When HARLIE Was One
Cover of first trade edition
|Cover artist||Jacques Wyrs|
|Media type||Print (hardback & paperback)|
|Followed by||When Harlie Was One Release 2.0|
When HARLIE Was One is a 1972 science fiction novel by American writer David Gerrold. It was nominated for the Nebula Award for Best Novel in 1972 and the Hugo Award for Best Novel in 1973. The novel, a "fix-up" of previously published short stories, was published as an original paperback by Ballantine Books in 1972, with an accompanying Science Fiction Book Club release. A revised version, subtitled "Release 2.0", was published in 1988 by Bantam Books.
Central to the story is an artificial intelligence named H.A.R.L.I.E., also referred to by the proper name "HARLIE"—an acronym for Human Analog Replication, Lethetic Intelligence Engine (originally Human Analog Robot Life Input Equivalents).
HARLIE's story revolves around his relationship with David Auberson, the psychologist who is responsible for guiding HARLIE from childhood into adulthood. It is also the story of HARLIE's fight against being turned off, and the philosophical question whether or not HARLIE is human; for that matter, what it means to be human.

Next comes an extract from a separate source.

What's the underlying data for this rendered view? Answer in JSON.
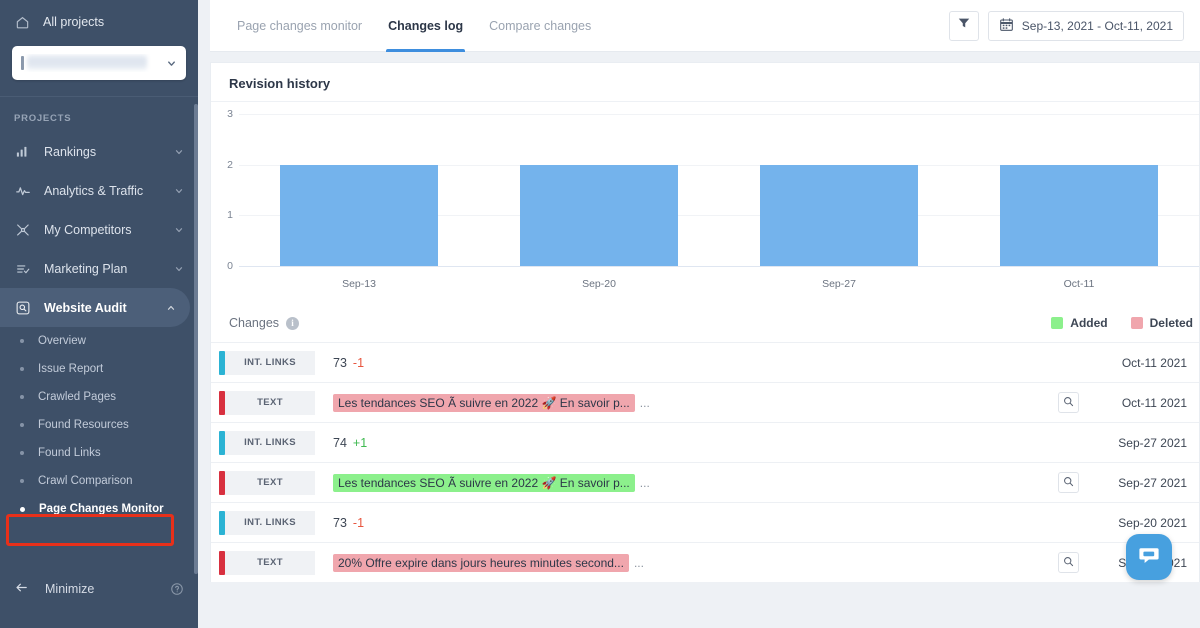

When HARLIE Was One contains one of the first fictional representations of a computer virus (preceded by Gregory Benford in 1970), and one of the first uses of the term "virus" to describe a program that infects another computer.
In other works
- The HARLIE intelligence engine appears in a number of Gerrold's other works, including the Star Wolf series, where it is routinely installed as the administrating AI of Terran warships.
- HARLIE also appears in The Dingilliad series, Jumping Off the Planet, Bouncing Off the Moon, and Leaping to the Stars.
- HARLIE shows up again in A Nest for Nightmares, the fifth book of The War Against the Chtorr.